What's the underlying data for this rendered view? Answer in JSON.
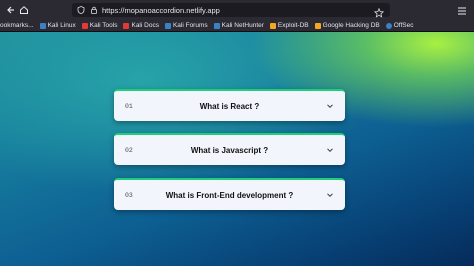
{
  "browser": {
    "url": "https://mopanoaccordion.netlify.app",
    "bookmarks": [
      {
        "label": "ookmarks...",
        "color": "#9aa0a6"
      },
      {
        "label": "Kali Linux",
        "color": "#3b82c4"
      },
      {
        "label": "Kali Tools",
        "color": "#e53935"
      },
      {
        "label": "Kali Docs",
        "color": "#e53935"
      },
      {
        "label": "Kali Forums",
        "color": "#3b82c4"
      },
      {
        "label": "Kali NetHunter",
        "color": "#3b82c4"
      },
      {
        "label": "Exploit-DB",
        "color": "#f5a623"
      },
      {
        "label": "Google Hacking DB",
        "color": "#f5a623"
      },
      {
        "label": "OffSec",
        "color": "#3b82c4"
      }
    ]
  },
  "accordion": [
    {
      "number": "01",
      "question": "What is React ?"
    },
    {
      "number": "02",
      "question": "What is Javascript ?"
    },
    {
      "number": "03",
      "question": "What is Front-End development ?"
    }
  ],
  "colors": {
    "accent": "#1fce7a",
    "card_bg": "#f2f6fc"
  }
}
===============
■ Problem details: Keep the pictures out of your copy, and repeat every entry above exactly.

■ Output of the task:
What's the underlying data for this rendered view? Answer in JSON.
{
  "browser": {
    "url": "https://mopanoaccordion.netlify.app",
    "bookmarks": [
      {
        "label": "ookmarks...",
        "color": "#9aa0a6"
      },
      {
        "label": "Kali Linux",
        "color": "#3b82c4"
      },
      {
        "label": "Kali Tools",
        "color": "#e53935"
      },
      {
        "label": "Kali Docs",
        "color": "#e53935"
      },
      {
        "label": "Kali Forums",
        "color": "#3b82c4"
      },
      {
        "label": "Kali NetHunter",
        "color": "#3b82c4"
      },
      {
        "label": "Exploit-DB",
        "color": "#f5a623"
      },
      {
        "label": "Google Hacking DB",
        "color": "#f5a623"
      },
      {
        "label": "OffSec",
        "color": "#3b82c4"
      }
    ]
  },
  "accordion": [
    {
      "number": "01",
      "question": "What is React ?"
    },
    {
      "number": "02",
      "question": "What is Javascript ?"
    },
    {
      "number": "03",
      "question": "What is Front-End development ?"
    }
  ],
  "colors": {
    "accent": "#1fce7a",
    "card_bg": "#f2f6fc"
  }
}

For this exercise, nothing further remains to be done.